Prime Minister Boris Johnson’s Brexit bill was given preliminary approval last week by British lawmakers, paving the way for the United Kingdom to leave the European Union (EU) in January. The House of Commons voted 358-234 for the Withdrawal Agreement Bill. It needs approval by parliament’s upper chamber, and is likely to see more scrutiny and amendment.
The divorce deal also needs to be ratified by the European parliament. Passing the bill would end the ‘acrimony and anguish’ that has gripped the nation since it voted in 2016 to leave the EU, British media reports quoted Johnson as saying.
The bill commits the United Kingdom to leaving the EU on January 31 and to concluding trade talks with the bloc by the end of 2020. The December 20 vote was described by Johnson as a closure, saying, “Brexit will be done, it will be over."
“The sorry story of the last three-and-a-half years will be at an end and we will be able to move forward together," he said.
Trade experts and EU officials feel striking a free trade deal within 11 months will be a struggle, but Johnson insists he won’t agree to any more delays.
That has set off alarm bells among business es, who fear that means the country will face a “no-deal" Brexit at the start of 2021. Economists say that would disrupt trade with the EU — Britain's biggest trading partner — and plunge the U.K. into recession.
Johnson said Friday he was confident of striking a “deep, special and democratically accountable partnership with those nations we are proud to call our closest friends" by the Brexit deadline.
Johnson, who has a 80-seat majority in the 650-seat House of Commons, Johnson did away with parts of the Brexit bill that gave lawmakers a role in negotiating a future trade deal with the EU and required ministers to provide regular updates to Parliament.
The clauses were added earlier to win opposition lawmakers’ support for the Brexit bill and Johnson no longer needs that.
Te bill is expected to complete its passage through parliament in January even without opposition votes.
Very little will change immediately after Brexit.
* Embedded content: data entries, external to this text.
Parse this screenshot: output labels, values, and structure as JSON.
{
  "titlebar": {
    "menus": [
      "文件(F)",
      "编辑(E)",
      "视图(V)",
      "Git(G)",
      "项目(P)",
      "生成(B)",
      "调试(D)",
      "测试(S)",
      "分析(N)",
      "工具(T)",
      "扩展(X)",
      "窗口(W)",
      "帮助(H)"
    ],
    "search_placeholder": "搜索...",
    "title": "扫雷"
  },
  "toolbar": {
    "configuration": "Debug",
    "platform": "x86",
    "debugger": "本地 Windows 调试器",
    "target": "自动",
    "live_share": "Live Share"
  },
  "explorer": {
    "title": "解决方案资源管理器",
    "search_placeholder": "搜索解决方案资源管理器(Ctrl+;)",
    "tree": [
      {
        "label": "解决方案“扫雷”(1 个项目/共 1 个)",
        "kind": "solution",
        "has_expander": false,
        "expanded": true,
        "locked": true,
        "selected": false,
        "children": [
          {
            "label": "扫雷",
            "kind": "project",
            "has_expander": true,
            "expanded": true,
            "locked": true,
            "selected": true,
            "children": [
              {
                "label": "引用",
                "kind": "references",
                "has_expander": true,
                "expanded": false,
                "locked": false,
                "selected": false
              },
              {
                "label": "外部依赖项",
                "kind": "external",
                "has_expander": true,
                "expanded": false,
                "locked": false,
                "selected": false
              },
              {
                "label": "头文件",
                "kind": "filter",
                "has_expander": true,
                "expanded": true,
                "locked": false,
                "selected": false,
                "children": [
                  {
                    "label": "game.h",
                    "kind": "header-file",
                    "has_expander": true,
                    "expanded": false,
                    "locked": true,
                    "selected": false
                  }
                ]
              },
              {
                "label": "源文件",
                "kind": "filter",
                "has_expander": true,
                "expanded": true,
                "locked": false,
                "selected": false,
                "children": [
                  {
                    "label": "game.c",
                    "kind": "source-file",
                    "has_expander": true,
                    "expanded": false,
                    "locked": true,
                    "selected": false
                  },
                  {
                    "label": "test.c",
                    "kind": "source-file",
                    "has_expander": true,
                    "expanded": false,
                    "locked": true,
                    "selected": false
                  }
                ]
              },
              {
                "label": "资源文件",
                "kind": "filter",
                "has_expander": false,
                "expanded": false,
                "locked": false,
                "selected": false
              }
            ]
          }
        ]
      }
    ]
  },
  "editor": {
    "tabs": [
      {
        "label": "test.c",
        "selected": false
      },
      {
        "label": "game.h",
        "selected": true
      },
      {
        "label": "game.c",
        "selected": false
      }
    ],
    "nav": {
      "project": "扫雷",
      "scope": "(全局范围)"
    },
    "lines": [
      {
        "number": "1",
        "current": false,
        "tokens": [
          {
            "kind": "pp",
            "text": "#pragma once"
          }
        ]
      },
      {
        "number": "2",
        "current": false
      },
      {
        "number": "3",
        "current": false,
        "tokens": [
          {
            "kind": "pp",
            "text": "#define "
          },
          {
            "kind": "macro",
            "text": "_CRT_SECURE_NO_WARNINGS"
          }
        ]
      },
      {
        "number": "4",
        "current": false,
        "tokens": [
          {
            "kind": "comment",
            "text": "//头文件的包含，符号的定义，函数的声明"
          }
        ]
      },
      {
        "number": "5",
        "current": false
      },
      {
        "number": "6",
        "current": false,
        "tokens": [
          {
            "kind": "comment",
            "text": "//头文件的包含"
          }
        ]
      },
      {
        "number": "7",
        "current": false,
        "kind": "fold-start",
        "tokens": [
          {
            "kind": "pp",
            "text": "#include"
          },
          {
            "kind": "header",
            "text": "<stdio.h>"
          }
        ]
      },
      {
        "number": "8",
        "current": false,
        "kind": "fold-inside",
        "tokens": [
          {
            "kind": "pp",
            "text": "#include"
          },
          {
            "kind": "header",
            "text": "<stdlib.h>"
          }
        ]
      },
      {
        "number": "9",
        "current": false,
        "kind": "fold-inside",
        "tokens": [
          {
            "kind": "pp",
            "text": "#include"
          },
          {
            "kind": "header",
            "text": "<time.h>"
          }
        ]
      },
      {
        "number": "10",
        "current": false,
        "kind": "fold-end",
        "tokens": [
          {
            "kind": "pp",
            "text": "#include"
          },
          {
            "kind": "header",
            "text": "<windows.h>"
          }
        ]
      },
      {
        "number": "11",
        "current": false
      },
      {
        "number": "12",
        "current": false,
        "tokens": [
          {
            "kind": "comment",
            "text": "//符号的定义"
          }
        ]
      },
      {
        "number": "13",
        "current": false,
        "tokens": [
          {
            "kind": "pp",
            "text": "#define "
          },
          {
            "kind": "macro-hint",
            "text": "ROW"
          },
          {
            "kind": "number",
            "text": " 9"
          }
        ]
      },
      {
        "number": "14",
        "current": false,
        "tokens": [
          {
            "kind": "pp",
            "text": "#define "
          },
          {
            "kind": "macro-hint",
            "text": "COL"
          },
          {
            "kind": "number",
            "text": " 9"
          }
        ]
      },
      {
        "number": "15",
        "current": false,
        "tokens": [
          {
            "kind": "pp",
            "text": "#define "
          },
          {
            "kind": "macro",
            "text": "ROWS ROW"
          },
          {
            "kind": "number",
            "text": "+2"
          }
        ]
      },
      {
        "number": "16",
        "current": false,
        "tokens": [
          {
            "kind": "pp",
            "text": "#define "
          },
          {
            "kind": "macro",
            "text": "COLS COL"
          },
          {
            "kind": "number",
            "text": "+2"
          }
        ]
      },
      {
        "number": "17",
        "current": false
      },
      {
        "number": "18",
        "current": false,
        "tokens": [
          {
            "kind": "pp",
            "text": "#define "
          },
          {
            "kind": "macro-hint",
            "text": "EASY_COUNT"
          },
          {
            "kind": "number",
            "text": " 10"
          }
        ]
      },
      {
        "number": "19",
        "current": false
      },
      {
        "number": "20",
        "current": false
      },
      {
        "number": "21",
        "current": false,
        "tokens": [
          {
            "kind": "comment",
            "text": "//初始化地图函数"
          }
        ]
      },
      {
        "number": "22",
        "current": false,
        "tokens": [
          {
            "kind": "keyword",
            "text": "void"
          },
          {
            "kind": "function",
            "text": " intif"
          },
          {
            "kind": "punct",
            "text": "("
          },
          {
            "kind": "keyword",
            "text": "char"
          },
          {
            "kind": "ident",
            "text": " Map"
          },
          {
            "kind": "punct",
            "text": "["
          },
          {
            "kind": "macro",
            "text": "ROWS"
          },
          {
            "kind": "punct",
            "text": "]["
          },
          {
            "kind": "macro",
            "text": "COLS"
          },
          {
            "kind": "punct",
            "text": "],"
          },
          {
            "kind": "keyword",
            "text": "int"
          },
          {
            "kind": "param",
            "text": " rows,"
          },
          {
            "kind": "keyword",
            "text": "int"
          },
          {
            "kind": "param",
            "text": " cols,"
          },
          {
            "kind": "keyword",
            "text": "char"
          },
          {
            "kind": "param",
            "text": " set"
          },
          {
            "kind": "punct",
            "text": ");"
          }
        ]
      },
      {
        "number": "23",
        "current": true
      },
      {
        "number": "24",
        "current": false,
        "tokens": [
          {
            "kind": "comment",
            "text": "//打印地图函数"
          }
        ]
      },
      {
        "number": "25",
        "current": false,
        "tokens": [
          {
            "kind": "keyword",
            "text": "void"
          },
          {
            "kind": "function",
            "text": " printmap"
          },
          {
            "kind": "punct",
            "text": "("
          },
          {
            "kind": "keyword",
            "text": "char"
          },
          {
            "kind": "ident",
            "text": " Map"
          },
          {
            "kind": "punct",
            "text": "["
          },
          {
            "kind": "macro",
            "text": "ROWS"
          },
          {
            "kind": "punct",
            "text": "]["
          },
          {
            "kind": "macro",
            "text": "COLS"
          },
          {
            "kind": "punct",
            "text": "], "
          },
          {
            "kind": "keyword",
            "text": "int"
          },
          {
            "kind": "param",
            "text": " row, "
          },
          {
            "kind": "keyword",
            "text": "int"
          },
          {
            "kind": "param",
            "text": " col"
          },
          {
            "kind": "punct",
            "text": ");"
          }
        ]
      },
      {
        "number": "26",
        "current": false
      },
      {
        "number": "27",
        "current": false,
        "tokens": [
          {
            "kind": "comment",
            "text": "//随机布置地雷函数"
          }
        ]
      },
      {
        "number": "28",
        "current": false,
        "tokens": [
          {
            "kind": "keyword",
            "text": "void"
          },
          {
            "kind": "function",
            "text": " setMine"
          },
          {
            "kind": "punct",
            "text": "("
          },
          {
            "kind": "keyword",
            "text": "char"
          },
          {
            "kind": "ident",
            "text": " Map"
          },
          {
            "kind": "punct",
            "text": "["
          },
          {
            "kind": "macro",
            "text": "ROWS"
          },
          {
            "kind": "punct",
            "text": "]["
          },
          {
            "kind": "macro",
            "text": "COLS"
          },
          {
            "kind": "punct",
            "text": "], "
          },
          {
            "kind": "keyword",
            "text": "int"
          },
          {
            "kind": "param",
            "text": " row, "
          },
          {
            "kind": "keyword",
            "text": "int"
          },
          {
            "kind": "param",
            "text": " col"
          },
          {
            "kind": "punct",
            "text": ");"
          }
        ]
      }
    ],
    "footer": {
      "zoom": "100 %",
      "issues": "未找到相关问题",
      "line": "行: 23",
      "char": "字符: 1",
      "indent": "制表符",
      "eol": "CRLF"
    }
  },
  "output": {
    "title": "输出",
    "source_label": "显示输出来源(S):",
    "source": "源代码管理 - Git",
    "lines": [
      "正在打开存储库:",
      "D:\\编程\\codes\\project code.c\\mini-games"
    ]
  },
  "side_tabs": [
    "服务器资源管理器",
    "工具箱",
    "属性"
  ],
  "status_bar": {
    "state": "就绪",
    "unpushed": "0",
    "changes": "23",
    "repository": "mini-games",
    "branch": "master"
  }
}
Britain will remain an EU member in all but name during the 11-month transition period that ends in December 2020.
Fibre2Fashion News Desk (DS)